> **WORK TO BE COMPLETED**:
Nothing in the records may change when you print them out again.

> **SOURCE RECORDS**:
-=-=-=-=-

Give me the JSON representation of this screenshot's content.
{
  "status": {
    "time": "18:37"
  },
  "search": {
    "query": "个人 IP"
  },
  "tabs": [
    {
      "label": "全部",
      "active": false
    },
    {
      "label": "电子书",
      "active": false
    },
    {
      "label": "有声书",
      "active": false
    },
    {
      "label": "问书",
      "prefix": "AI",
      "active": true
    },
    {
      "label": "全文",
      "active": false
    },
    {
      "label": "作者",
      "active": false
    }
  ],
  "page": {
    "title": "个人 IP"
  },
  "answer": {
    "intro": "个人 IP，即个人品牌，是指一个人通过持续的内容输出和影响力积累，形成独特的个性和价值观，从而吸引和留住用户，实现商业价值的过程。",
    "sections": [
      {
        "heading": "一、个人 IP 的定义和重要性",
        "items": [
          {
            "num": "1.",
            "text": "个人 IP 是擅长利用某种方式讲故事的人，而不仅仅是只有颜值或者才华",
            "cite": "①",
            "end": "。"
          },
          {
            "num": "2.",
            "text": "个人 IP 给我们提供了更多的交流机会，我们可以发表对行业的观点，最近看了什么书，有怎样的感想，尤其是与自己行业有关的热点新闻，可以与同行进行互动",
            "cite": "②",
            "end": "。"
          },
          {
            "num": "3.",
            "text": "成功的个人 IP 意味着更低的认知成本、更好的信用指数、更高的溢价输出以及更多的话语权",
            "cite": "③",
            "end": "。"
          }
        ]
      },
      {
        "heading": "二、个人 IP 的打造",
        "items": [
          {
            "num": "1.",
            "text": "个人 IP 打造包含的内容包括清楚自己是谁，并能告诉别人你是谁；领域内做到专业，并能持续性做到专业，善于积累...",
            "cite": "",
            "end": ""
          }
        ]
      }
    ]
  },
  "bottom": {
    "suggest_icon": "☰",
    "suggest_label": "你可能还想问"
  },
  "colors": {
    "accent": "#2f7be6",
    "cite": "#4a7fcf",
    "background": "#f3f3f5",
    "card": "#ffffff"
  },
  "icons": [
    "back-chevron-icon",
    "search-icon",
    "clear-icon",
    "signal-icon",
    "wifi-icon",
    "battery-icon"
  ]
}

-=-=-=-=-

> **WRITTEN RESPONSE**:
Give me the JSON representation of this screenshot's content.
{
  "status": {
    "time": "18:37"
  },
  "search": {
    "query": "个人 IP"
  },
  "tabs": [
    {
      "label": "全部",
      "active": false
    },
    {
      "label": "电子书",
      "active": false
    },
    {
      "label": "有声书",
      "active": false
    },
    {
      "label": "问书",
      "prefix": "AI",
      "active": true
    },
    {
      "label": "全文",
      "active": false
    },
    {
      "label": "作者",
      "active": false
    }
  ],
  "page": {
    "title": "个人 IP"
  },
  "answer": {
    "intro": "个人 IP，即个人品牌，是指一个人通过持续的内容输出和影响力积累，形成独特的个性和价值观，从而吸引和留住用户，实现商业价值的过程。",
    "sections": [
      {
        "heading": "一、个人 IP 的定义和重要性",
        "items": [
          {
            "num": "1.",
            "text": "个人 IP 是擅长利用某种方式讲故事的人，而不仅仅是只有颜值或者才华",
            "cite": "①",
            "end": "。"
          },
          {
            "num": "2.",
            "text": "个人 IP 给我们提供了更多的交流机会，我们可以发表对行业的观点，最近看了什么书，有怎样的感想，尤其是与自己行业有关的热点新闻，可以与同行进行互动",
            "cite": "②",
            "end": "。"
          },
          {
            "num": "3.",
            "text": "成功的个人 IP 意味着更低的认知成本、更好的信用指数、更高的溢价输出以及更多的话语权",
            "cite": "③",
            "end": "。"
          }
        ]
      },
      {
        "heading": "二、个人 IP 的打造",
        "items": [
          {
            "num": "1.",
            "text": "个人 IP 打造包含的内容包括清楚自己是谁，并能告诉别人你是谁；领域内做到专业，并能持续性做到专业，善于积累...",
            "cite": "",
            "end": ""
          }
        ]
      }
    ]
  },
  "bottom": {
    "suggest_icon": "☰",
    "suggest_label": "你可能还想问"
  },
  "colors": {
    "accent": "#2f7be6",
    "cite": "#4a7fcf",
    "background": "#f3f3f5",
    "card": "#ffffff"
  },
  "icons": [
    "back-chevron-icon",
    "search-icon",
    "clear-icon",
    "signal-icon",
    "wifi-icon",
    "battery-icon"
  ]
}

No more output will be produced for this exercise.